Prompt:
Go through the entries below and copy every line that holds the word "Henkilöt".

>>>

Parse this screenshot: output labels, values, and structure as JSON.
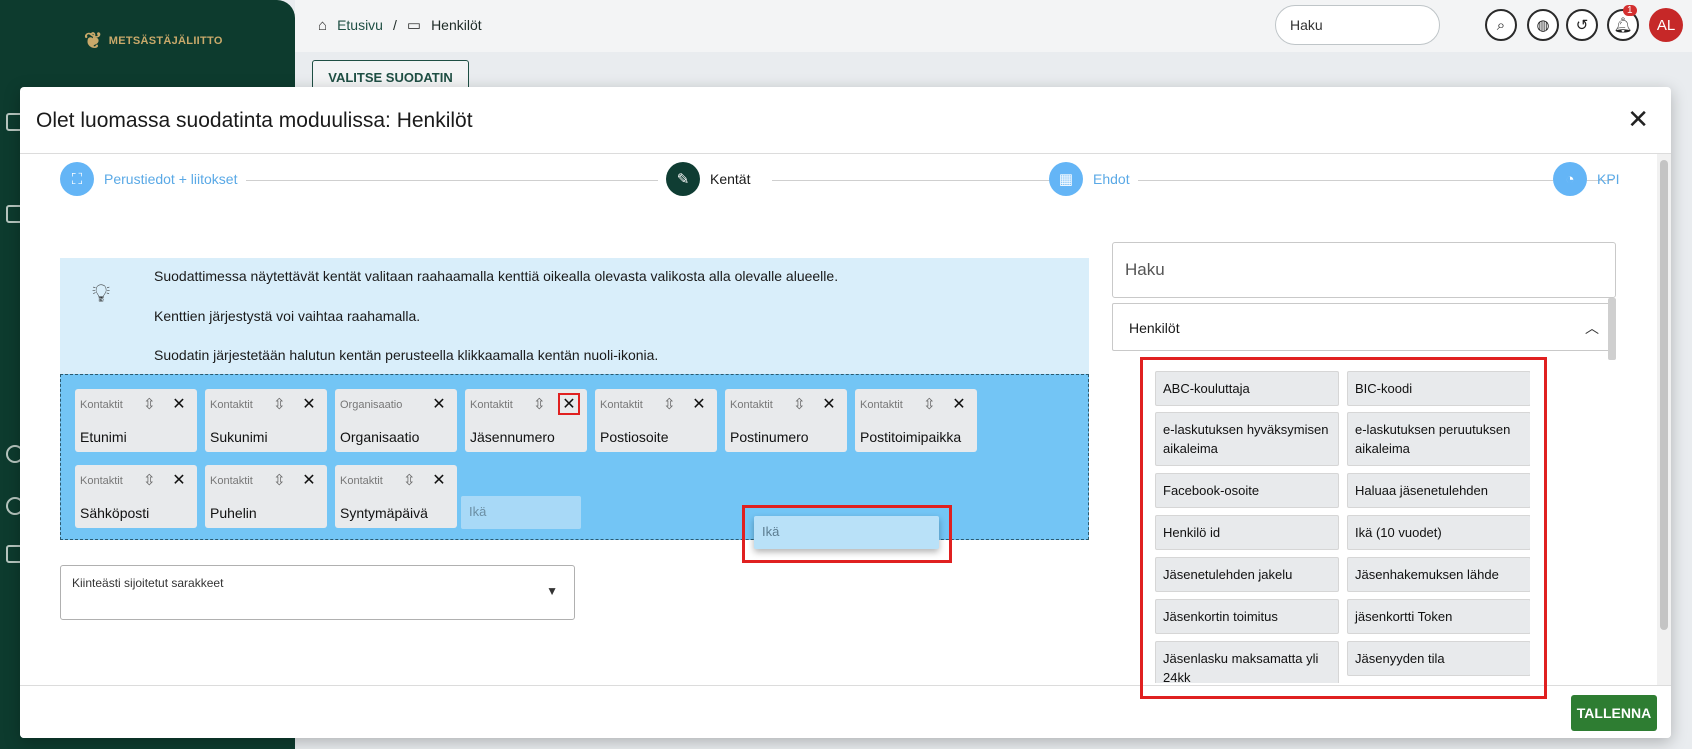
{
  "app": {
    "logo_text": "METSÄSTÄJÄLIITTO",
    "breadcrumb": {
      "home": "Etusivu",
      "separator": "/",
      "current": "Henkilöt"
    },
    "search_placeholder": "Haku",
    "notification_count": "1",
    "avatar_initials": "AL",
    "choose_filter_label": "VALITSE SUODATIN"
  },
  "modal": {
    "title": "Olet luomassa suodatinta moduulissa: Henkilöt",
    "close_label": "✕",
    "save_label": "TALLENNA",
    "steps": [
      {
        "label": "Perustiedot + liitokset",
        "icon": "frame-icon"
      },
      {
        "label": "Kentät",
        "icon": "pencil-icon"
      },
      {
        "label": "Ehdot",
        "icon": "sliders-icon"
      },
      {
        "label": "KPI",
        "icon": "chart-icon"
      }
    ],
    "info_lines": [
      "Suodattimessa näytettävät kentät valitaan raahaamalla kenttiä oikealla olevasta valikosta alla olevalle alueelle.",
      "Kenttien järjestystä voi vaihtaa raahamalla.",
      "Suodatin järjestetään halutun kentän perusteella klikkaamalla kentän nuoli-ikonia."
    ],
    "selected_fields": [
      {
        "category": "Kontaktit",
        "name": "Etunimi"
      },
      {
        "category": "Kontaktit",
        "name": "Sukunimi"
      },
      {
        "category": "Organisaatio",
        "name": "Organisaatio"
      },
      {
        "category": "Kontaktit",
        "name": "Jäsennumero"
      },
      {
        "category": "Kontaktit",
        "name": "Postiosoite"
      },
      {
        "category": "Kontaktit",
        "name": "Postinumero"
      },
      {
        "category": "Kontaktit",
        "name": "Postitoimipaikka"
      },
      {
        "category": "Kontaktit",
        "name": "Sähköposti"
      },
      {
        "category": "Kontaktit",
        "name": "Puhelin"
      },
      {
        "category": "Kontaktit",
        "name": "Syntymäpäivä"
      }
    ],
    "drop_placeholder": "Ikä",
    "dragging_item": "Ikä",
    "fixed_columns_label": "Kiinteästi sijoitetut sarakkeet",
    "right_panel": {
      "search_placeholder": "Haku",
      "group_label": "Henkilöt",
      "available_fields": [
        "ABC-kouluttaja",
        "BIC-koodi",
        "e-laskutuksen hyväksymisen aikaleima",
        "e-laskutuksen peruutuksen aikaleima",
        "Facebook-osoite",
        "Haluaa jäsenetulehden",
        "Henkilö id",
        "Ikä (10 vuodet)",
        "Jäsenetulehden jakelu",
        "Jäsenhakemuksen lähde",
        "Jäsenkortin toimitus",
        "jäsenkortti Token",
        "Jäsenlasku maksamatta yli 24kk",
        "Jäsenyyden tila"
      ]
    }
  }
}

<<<
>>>

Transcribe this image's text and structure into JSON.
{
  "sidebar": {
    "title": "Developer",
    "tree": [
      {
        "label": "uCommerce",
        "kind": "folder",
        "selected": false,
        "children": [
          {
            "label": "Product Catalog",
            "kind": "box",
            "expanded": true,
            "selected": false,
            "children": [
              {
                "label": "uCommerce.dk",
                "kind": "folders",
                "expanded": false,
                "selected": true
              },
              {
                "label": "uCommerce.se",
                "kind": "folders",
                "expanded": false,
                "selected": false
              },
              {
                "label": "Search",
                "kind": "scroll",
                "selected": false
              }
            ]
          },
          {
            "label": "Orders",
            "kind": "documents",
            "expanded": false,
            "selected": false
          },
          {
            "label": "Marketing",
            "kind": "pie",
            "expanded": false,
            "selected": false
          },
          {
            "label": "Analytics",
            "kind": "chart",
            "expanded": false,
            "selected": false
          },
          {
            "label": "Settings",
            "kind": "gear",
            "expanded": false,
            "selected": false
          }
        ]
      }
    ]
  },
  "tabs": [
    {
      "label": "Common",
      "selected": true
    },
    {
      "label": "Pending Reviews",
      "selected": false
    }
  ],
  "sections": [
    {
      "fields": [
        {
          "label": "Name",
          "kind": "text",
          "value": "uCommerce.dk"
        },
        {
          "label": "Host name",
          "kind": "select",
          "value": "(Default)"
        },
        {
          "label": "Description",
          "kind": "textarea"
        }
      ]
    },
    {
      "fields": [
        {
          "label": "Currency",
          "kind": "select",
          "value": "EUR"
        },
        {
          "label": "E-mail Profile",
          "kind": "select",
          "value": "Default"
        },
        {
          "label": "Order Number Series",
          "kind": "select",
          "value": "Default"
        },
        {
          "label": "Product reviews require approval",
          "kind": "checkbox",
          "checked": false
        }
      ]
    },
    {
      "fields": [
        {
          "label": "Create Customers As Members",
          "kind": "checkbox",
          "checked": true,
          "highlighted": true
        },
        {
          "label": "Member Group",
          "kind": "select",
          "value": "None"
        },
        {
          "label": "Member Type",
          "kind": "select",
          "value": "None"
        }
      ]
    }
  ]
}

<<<

Final answer:
      "current": "Henkilöt"
    "title": "Olet luomassa suodatinta moduulissa: Henkilöt",
      "group_label": "Henkilöt",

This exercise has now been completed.